But there was much more in his future. In 1981, Mike became the Inverness fire chief, taking over from Dick Graveson and initially sharing the job with longtime locals Dan Morse and Peter Worsley. He recalls that within months of taking the job, “disastrous flooding” hit Inverness. Years later, the Mount Vision fire burned many homes.
“I was the incident commander for the first nine minutes of the fire,” he laughs, “and then the county fire personnel took over.”
Mike was fire chief until 2001, and to this day he is still a volunteer, carrying around a squawking box at all times. (Our interview was halted at one point while he rushed off to assist with a car crash.) Currently his paying job is maintaining boats for the yacht club.

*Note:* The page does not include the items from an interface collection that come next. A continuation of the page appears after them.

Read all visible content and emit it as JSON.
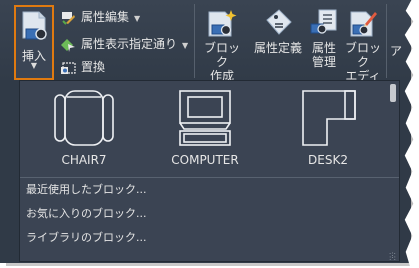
{
  "ribbon": {
    "insert_button": {
      "label": "挿入",
      "icon": "insert-block-icon"
    },
    "small_buttons": [
      {
        "label": "属性編集",
        "icon": "edit-attribute-icon",
        "has_dropdown": true
      },
      {
        "label": "属性表示指定通り",
        "icon": "attribute-display-icon",
        "has_dropdown": true
      },
      {
        "label": "置換",
        "icon": "replace-icon",
        "has_dropdown": false
      }
    ],
    "create_block": {
      "line1": "ブロック",
      "line2": "作成",
      "icon": "create-block-icon"
    },
    "define_attributes": {
      "label": "属性定義",
      "icon": "define-attributes-icon"
    },
    "manage_attributes": {
      "line1": "属性",
      "line2": "管理",
      "icon": "manage-attributes-icon"
    },
    "block_editor": {
      "line1": "ブロック",
      "line2": "エディタ",
      "icon": "block-editor-icon"
    },
    "next_panel_partial": "ア"
  },
  "gallery": {
    "tiles": [
      {
        "label": "CHAIR7",
        "icon": "chair-icon"
      },
      {
        "label": "COMPUTER",
        "icon": "computer-icon"
      },
      {
        "label": "DESK2",
        "icon": "desk-icon"
      }
    ],
    "menu_items": [
      "最近使用したブロック...",
      "お気に入りのブロック...",
      "ライブラリのブロック..."
    ]
  },
  "colors": {
    "ribbon_bg": "#303a47",
    "dropdown_bg": "#3b4453",
    "highlight": "#e07a10",
    "text": "#e6e6e6"
  }
}
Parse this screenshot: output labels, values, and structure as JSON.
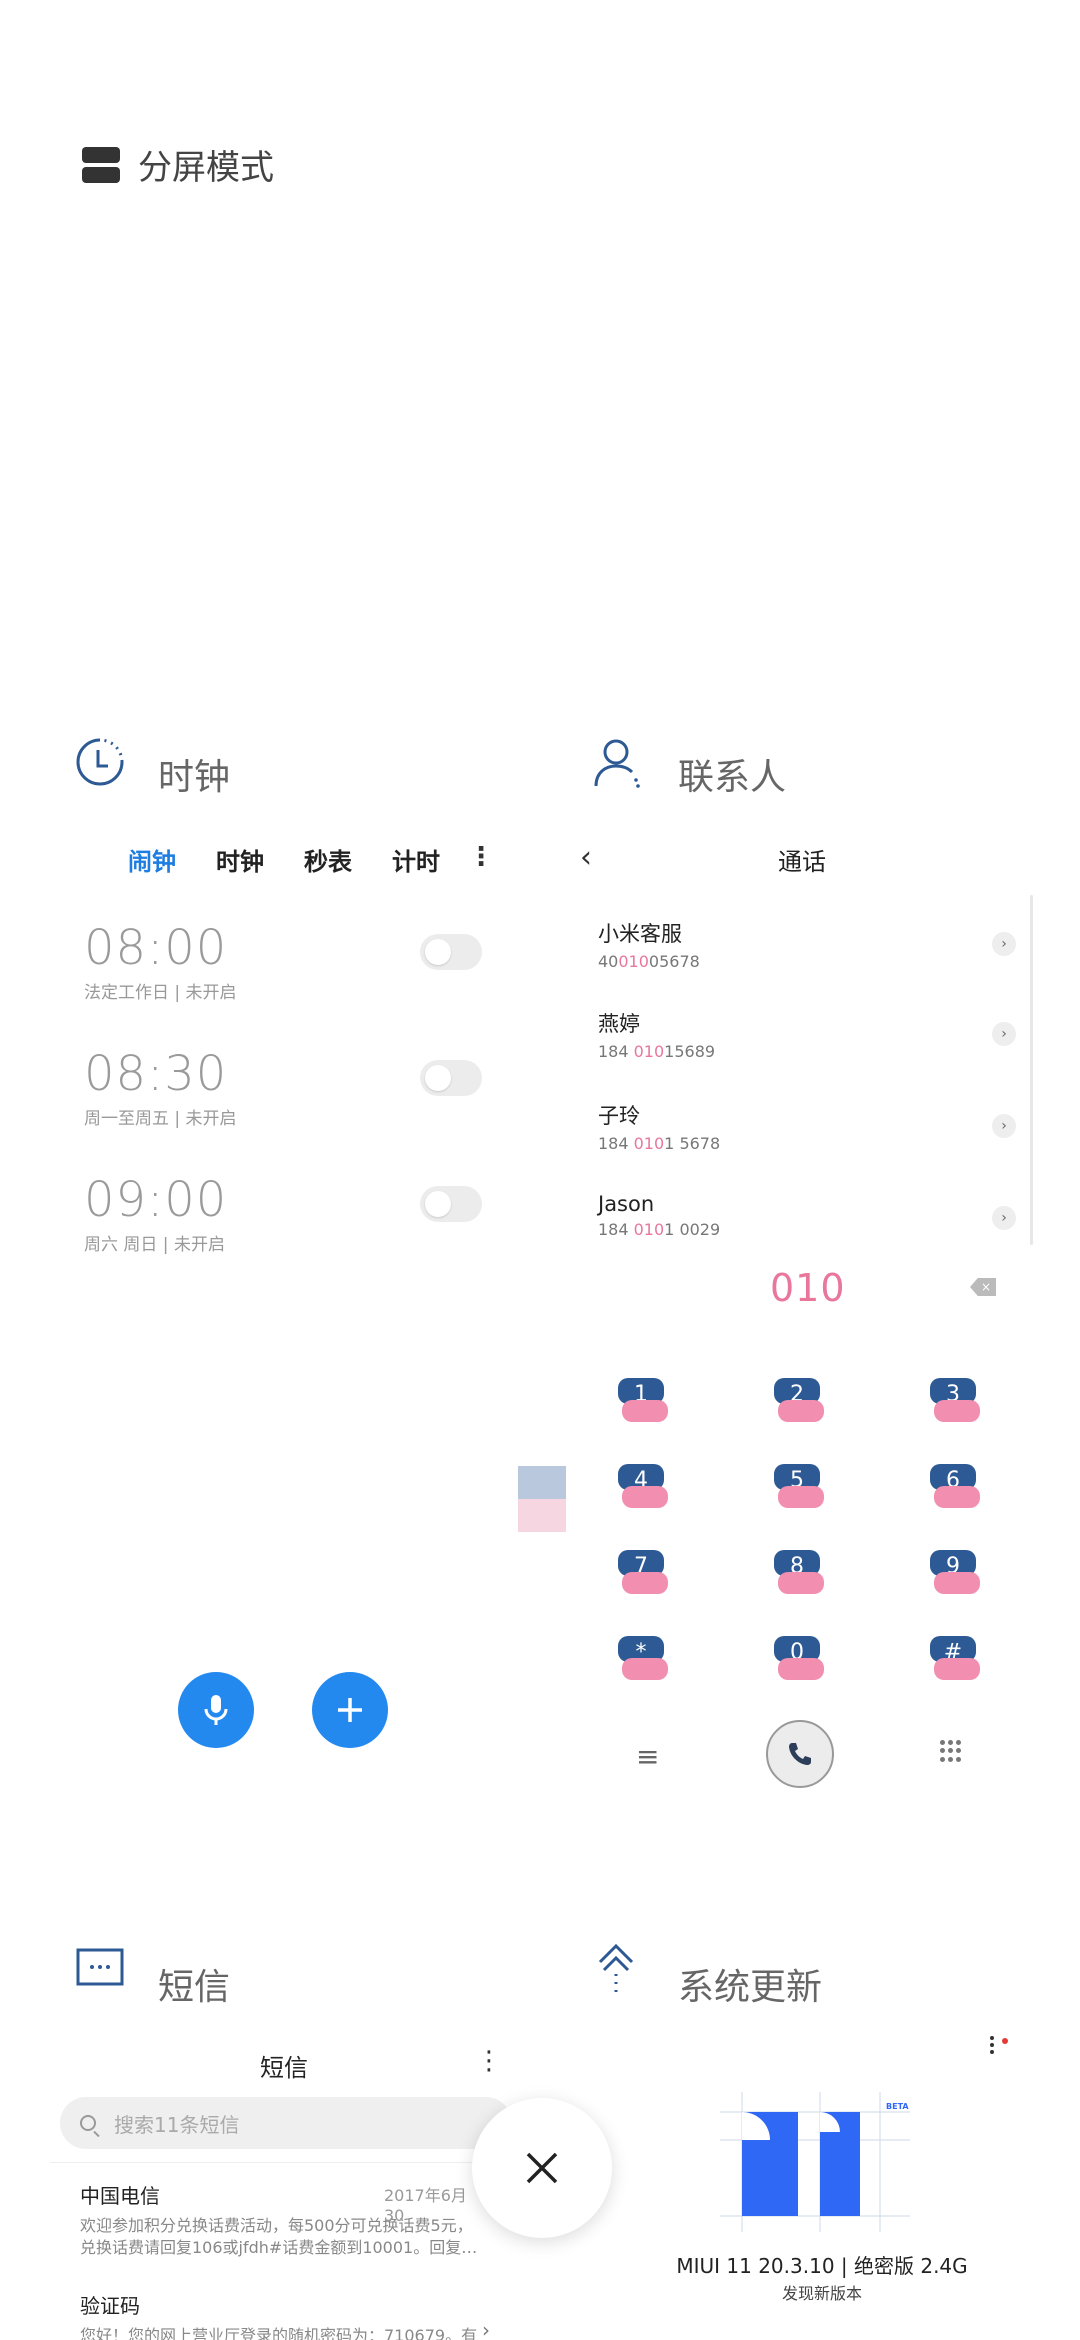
{
  "split_mode": {
    "title": "分屏模式"
  },
  "clock": {
    "app_title": "时钟",
    "tabs": [
      {
        "label": "闹钟",
        "active": true
      },
      {
        "label": "时钟",
        "active": false
      },
      {
        "label": "秒表",
        "active": false
      },
      {
        "label": "计时",
        "active": false
      }
    ],
    "more_glyph": "⋮",
    "alarms": [
      {
        "time": "08:00",
        "desc": "法定工作日 | 未开启",
        "enabled": false
      },
      {
        "time": "08:30",
        "desc": "周一至周五 | 未开启",
        "enabled": false
      },
      {
        "time": "09:00",
        "desc": "周六 周日 | 未开启",
        "enabled": false
      }
    ]
  },
  "contacts": {
    "app_title": "联系人",
    "section_title": "通话",
    "back_glyph": "‹",
    "list": [
      {
        "name": "小米客服",
        "num_pre": "40",
        "num_hl": "010",
        "num_post": "05678"
      },
      {
        "name": "燕婷",
        "num_pre": "184 ",
        "num_hl": "010",
        "num_post": "15689"
      },
      {
        "name": "子玲",
        "num_pre": "184 ",
        "num_hl": "010",
        "num_post": "1 5678"
      },
      {
        "name": "Jason",
        "num_pre": "184 ",
        "num_hl": "010",
        "num_post": "1 0029"
      }
    ],
    "dial_input": "010",
    "keys": [
      "1",
      "2",
      "3",
      "4",
      "5",
      "6",
      "7",
      "8",
      "9",
      "*",
      "0",
      "#"
    ],
    "menu_glyph": "≡"
  },
  "sms": {
    "app_title": "短信",
    "header_title": "短信",
    "more_glyph": "⋮",
    "search_placeholder": "搜索11条短信",
    "messages": [
      {
        "sender": "中国电信",
        "date": "2017年6月30",
        "body": "欢迎参加积分兑换话费活动，每500分可兑换话费5元，兑换话费请回复106或jfdh#话费金额到10001。回复…"
      },
      {
        "sender": "验证码",
        "date": "",
        "body": "您好！您的网上营业厅登录的随机密码为：710679。有"
      }
    ]
  },
  "updater": {
    "app_title": "系统更新",
    "version": "MIUI 11 20.3.10 | 绝密版 2.4G",
    "subtitle": "发现新版本",
    "badge": "BETA"
  },
  "colors": {
    "accent": "#1e7de0",
    "fab": "#2489ef",
    "dial_key": "#2d5a94",
    "dial_pink": "#f28fb1",
    "highlight": "#e8779b",
    "miui_blue": "#2f68f5"
  }
}
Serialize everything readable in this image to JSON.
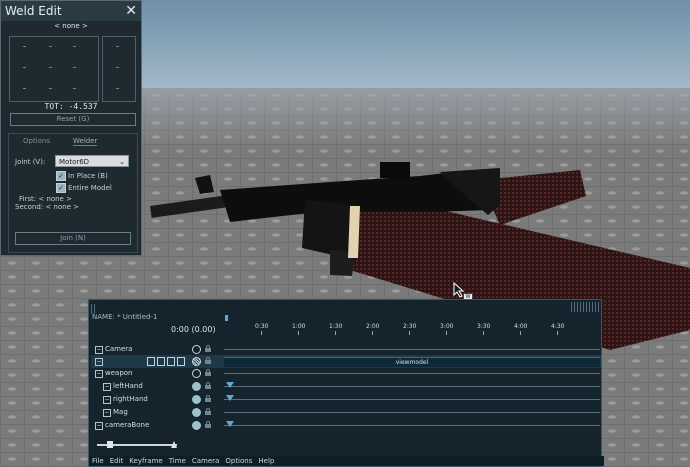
{
  "weld_edit": {
    "title": "Weld Edit",
    "close": "✕",
    "part_name": "< none >",
    "tot": "TOT: -4.537",
    "reset_label": "Reset (G)",
    "tabs": [
      "Options",
      "Welder"
    ],
    "joint_label": "Joint (V):",
    "joint_value": "Motor6D",
    "in_place": "In Place (B)",
    "entire_model": "Entire Model",
    "first": "First: < none >",
    "second": "Second: < none >",
    "join_label": "Join (N)"
  },
  "timeline": {
    "name": "NAME: * Untitled-1",
    "time": "0:00 (0.00)",
    "ruler": [
      "0:30",
      "1:00",
      "1:30",
      "2:00",
      "2:30",
      "3:00",
      "3:30",
      "4:00",
      "4:30"
    ],
    "rows": [
      {
        "label": "Camera",
        "indent": 0,
        "toggle": "−"
      },
      {
        "label": "",
        "indent": 0,
        "toggle": "−",
        "bar": "viewmodel"
      },
      {
        "label": "weapon",
        "indent": 0,
        "toggle": "−"
      },
      {
        "label": "leftHand",
        "indent": 1,
        "toggle": "−"
      },
      {
        "label": "rightHand",
        "indent": 1,
        "toggle": "−"
      },
      {
        "label": "Mag",
        "indent": 1,
        "toggle": "−"
      },
      {
        "label": "cameraBone",
        "indent": 0,
        "toggle": "−"
      }
    ],
    "menu": [
      "File",
      "Edit",
      "Keyframe",
      "Time",
      "Camera",
      "Options",
      "Help"
    ]
  },
  "cursor_badge": "W",
  "colors": {
    "accent": "#5ea9d6",
    "panel": "#1f2a30",
    "timeline_bg": "#14232c"
  }
}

Mike was a foodie before the word was invented. He said he always had a peripheral interest in cooking; he and his family, including his grandmother, who was an excellent cook, prepared meals together in the same kitchen he cooks in today. At times they made dishes drawn from the family’s Hungarian background.
But his interest in food morphed into passion, and now Mike makes bread, pancakes and pizza crust from a sourdough starter that dates to 1970 (and it was 50 years old when he got it that year). He makes his own kimchi, beef jerky, sauerkraut and hard cider, and dries fruit grown in his small orchard. His dried persimmons are exquisite and his paella is unforgettable. I can only describe his pumpkin cheesecake, which he makes with squash, as orgasmic.
As a young man, Mike was mentored by Captain Oko, an impressive character who lived in West Marin for many years and sold real estate. Oko was a Sir Francis Drake scholar—he wrote a book, “Drake and Nova Albion,” which Mike has in his library—and he “instilled a sense of history as well as a love of sailing in me,” Mike said. During the war years, Oko took Jews by boat from Italy to Israel; he had lifelong interest in art and antiquities, and he gave Mike a sword forged by Andrea Ferrara, an antique navigation device called an octant, and a helmet from the Sir Francis Drake era.
Yet another interest of Mike’s is music. He has eclectic tastes and hundreds of C.D.s, but he prefers to listen to his vast vinyl collection. (He owns a special device that vacuums the dust from the L.P.s.)
If you walk by his house, you will often find him spitting wood, which is for him a relaxing pursuit rather than a chore. He gifts much of it to friends and neighbors. And if you happen to look up, you might see him perched in a tree, pruning.
As he thinks back on his youth, Mike appreciates the freedom children had to take off in sailboats or explore on foot without worrying their parents. He recalls an adventure as a teenager when he and a good chum, Nick Peachy, took a small boat to camp on Hog Island. A storm came up and 75-mile per hour gusts beached the boat. Before the storm subsided, he recalls watching a seal enjoying itself in four-foot waves. That time his parents did worry.
Much has changed in West Marin since Mike arrived in a cardboard box. The physical changes are obvious to everyone: more traffic, more visitors, more second homeowners and weekenders. As a longtime resident, he has a unique perspective on the past 60-something years, and he especially laments that there are fewer young families, who are shut out of the housing market. Most children no longer grow up as he did, free to roam the trails and waters with the outdoors as their personal playground. But he remains an optimist about the future viability of his community and its anchors like the Coastal Health Alliance and West Marin Senior Services, which serve mostly locals.
Says Mike, “I am confident that most services and institutions in West Marin are well grounded and are pretty likely to continue.”
Ellen Shehadeh has written for the Light, the West Marin Citizen, The Pacific Sun and the North Bay Bohemian, and interviewed artists and authors on KWMR, for 14 years. She lives in Inverness.